- Adiponectin is an important white adipose-derived adipokine linked to energy homeostasis and reproductive function. This study aims to reveal the expression and role of adiponectin system in ovaries under the acute malnutrition. In this study, 48 h food deprivation significantly inhibited ovarian growth by suppressing cell proliferation and inducing cell apoptosis in the ovaries of gonadotrophin-…
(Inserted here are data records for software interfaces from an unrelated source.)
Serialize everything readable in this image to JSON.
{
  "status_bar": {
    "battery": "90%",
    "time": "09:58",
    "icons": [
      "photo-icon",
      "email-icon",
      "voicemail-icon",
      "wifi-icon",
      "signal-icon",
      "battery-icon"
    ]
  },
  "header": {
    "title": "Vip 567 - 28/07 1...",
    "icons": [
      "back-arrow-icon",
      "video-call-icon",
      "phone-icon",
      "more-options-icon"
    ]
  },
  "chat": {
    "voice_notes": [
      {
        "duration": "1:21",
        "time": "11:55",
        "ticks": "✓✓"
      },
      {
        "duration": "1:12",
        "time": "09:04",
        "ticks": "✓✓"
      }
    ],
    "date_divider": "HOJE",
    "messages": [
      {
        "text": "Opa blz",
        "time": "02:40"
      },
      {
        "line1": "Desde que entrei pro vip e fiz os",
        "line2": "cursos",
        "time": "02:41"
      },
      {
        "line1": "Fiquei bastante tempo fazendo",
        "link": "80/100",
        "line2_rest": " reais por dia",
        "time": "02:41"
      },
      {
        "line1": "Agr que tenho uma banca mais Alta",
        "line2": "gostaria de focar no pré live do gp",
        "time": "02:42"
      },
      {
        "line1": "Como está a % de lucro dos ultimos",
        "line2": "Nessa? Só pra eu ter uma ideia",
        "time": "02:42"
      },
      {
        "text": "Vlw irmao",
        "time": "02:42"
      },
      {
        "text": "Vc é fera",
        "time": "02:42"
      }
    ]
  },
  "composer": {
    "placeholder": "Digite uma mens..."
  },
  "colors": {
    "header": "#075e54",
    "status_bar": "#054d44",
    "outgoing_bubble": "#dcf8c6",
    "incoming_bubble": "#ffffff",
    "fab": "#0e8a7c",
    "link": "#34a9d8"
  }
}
Adiponectin is an important white adipose-derived adipokine linked to energy homeostasis and reproductive function. This study aims to reveal the expression and role of adiponectin system in ovaries under the acute malnutrition. In this study, 48 h food deprivation significantly inhibited ovarian growth by suppressing cell proliferation and inducing cell apoptosis in the ovaries of gonadotrophin-primed immature mice. It was also accompanied by significantly decelerated basic metabolism (glucose, triacylglycerol and cholesterol), varied steroid hormones (follicle-stimulating hormone, luteinizing hormone and estradiol) and vanishment of the peri-ovarian fat. It is noteworthy that after acute fasting, the adiponectin levels in ovaries rather than in blood were significantly elevated. Immunohistochemical study demonstrated that adiponectin and its receptors (AdipoR1 and AdipoR2) primarily appeared in ovarian somatic and/or germ cells, and their protein expressions were up-regulated in the ovaries from fasted mice. Further in vitro study verified that adipoR1/2 agonist obviously inhibited follicle-stimulating hormone-induced oocyte meiotic resumption, while the antagonist significantly enhanced the percentage of oocyte maturation in the absence of follicle-stimulating hormone. Furthermore, the building up of peri-ovarian fat under physiological status in mice showed a positive correlation with both the hypertrophy of adipocytes and growth of ovaries. Taken together, these findings indicate that the up-regulation of adiponectin system disturb the normal female reproductive function under the malnutrition status, and it may be associated with the loss of peri-ovarian fat depots.